_What you are asked to do_:
Look through the material below. Copy every line with the string "site" in it.

_Supplied material_:
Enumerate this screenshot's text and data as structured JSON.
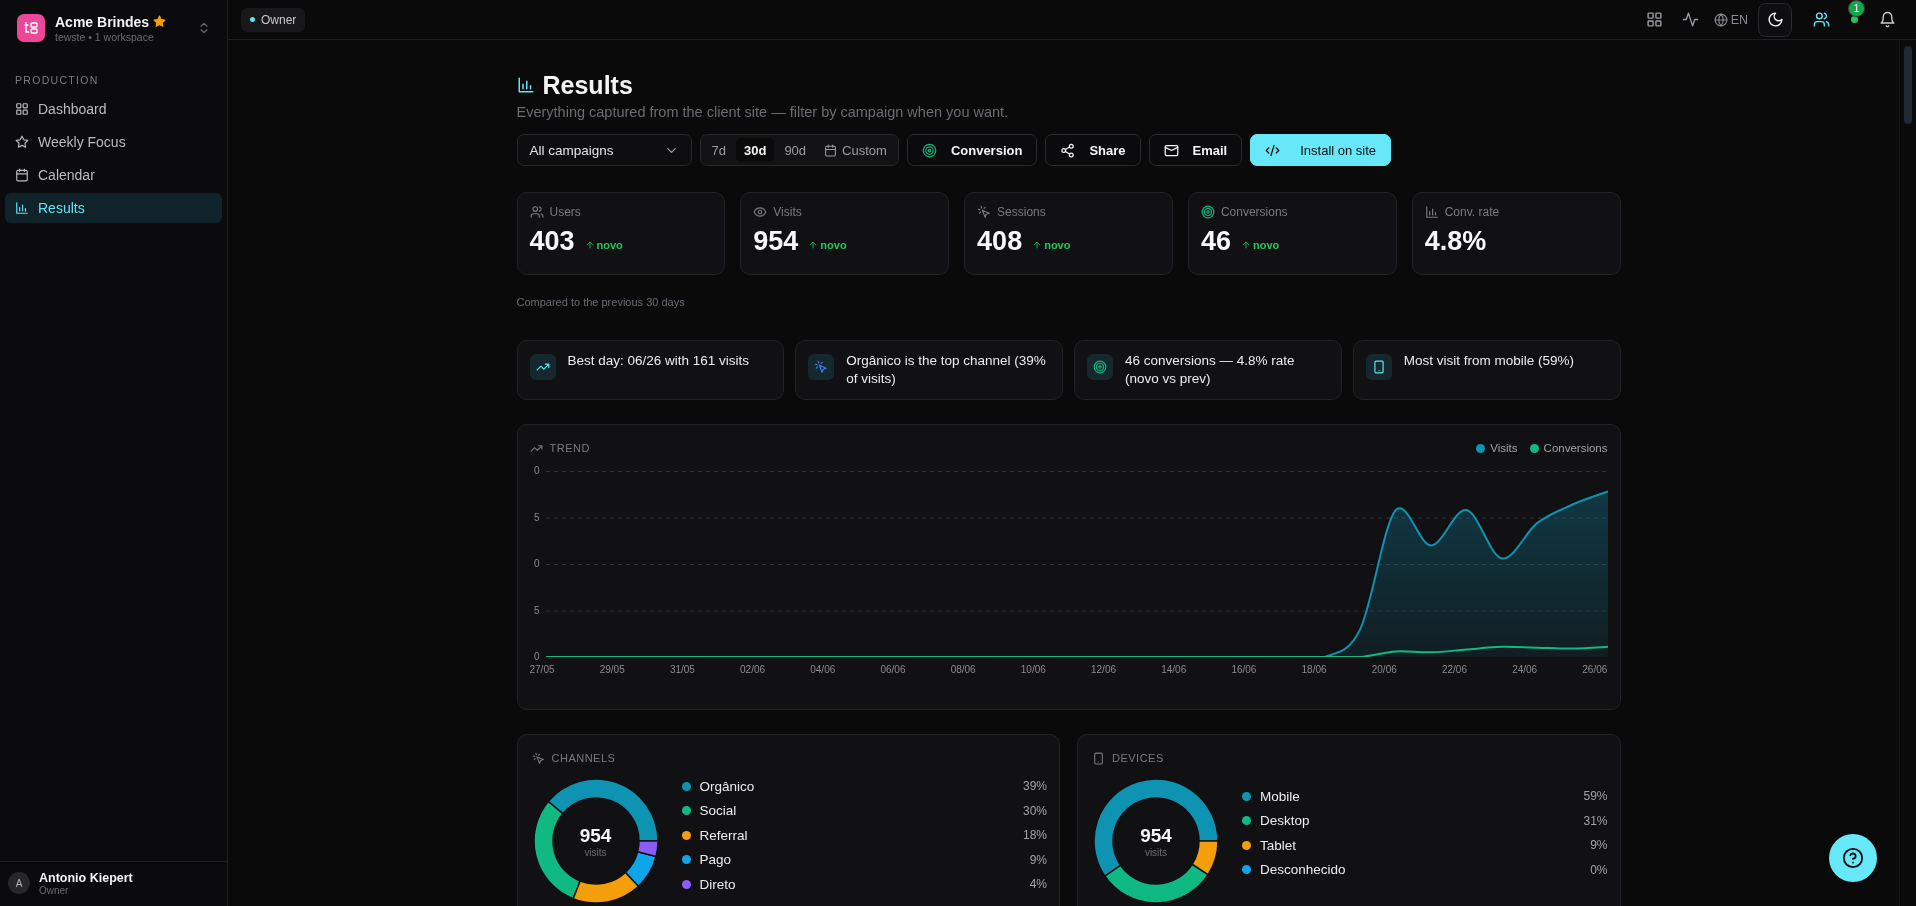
{
  "sidebar": {
    "workspace": {
      "name": "Acme Brindes",
      "subtitle": "tewste • 1 workspace",
      "favorite": true
    },
    "section": "PRODUCTION",
    "items": [
      {
        "label": "Dashboard",
        "selected": false
      },
      {
        "label": "Weekly Focus",
        "selected": false
      },
      {
        "label": "Calendar",
        "selected": false
      },
      {
        "label": "Results",
        "selected": true
      }
    ],
    "user": {
      "initial": "A",
      "name": "Antonio Kiepert",
      "role": "Owner"
    }
  },
  "topbar": {
    "role_chip": "Owner",
    "language": "EN",
    "notifications": "1"
  },
  "page": {
    "title": "Results",
    "subtitle": "Everything captured from the client site — filter by campaign when you want.",
    "campaign_select": {
      "value": "All campaigns"
    },
    "ranges": [
      {
        "label": "7d",
        "selected": false
      },
      {
        "label": "30d",
        "selected": true
      },
      {
        "label": "90d",
        "selected": false
      },
      {
        "label": "Custom",
        "selected": false
      }
    ],
    "actions": [
      {
        "label": "Conversion",
        "kind": "outline"
      },
      {
        "label": "Share",
        "kind": "outline"
      },
      {
        "label": "Email",
        "kind": "outline"
      },
      {
        "label": "Install on site",
        "kind": "primary"
      }
    ]
  },
  "stats": [
    {
      "label": "Users",
      "value": "403",
      "delta": "novo"
    },
    {
      "label": "Visits",
      "value": "954",
      "delta": "novo"
    },
    {
      "label": "Sessions",
      "value": "408",
      "delta": "novo"
    },
    {
      "label": "Conversions",
      "value": "46",
      "delta": "novo"
    },
    {
      "label": "Conv. rate",
      "value": "4.8%"
    }
  ],
  "comparison_note": "Compared to the previous 30 days",
  "insights": [
    {
      "text": "Best day: 06/26 with 161 visits"
    },
    {
      "text": "Orgânico is the top channel (39% of visits)"
    },
    {
      "text": "46 conversions — 4.8% rate (novo vs prev)"
    },
    {
      "text": "Most visit from mobile (59%)"
    }
  ],
  "trend": {
    "title": "TREND",
    "legend": [
      {
        "name": "Visits",
        "color": "#0e93b3"
      },
      {
        "name": "Conversions",
        "color": "#10b981"
      }
    ],
    "y_labels": [
      "0",
      "5",
      "0",
      "5",
      "0"
    ],
    "x_labels": [
      "27/05",
      "29/05",
      "31/05",
      "02/06",
      "04/06",
      "06/06",
      "08/06",
      "10/06",
      "12/06",
      "14/06",
      "16/06",
      "18/06",
      "20/06",
      "22/06",
      "24/06",
      "26/06"
    ]
  },
  "channels": {
    "title": "CHANNELS",
    "total": "954",
    "total_label": "visits",
    "items": [
      {
        "share": "39%",
        "color": "#0e93b3"
      },
      {
        "share": "30%",
        "color": "#10b981"
      },
      {
        "share": "18%",
        "color": "#f59e0b"
      },
      {
        "share": "9%",
        "color": "#0ea5e9"
      },
      {
        "share": "4%",
        "color": "#8b5cf6"
      }
    ],
    "chart_data": {
      "type": "donut",
      "categories": [
        "Orgânico",
        "Social",
        "Referral",
        "Pago",
        "Direto"
      ],
      "values": [
        39,
        30,
        18,
        9,
        4
      ]
    }
  },
  "devices": {
    "title": "DEVICES",
    "total": "954",
    "total_label": "visits",
    "items": [
      {
        "share": "59%",
        "color": "#0e93b3"
      },
      {
        "share": "31%",
        "color": "#10b981"
      },
      {
        "share": "9%",
        "color": "#f59e0b"
      },
      {
        "share": "0%",
        "color": "#0ea5e9"
      }
    ],
    "chart_data": {
      "type": "donut",
      "categories": [
        "Mobile",
        "Desktop",
        "Tablet",
        "Desconhecido"
      ],
      "values": [
        59,
        31,
        9,
        0
      ]
    }
  }
}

_Task answer_:
    "subtitle": "Everything captured from the client site — filter by campaign when you want.",
        "label": "Install on site",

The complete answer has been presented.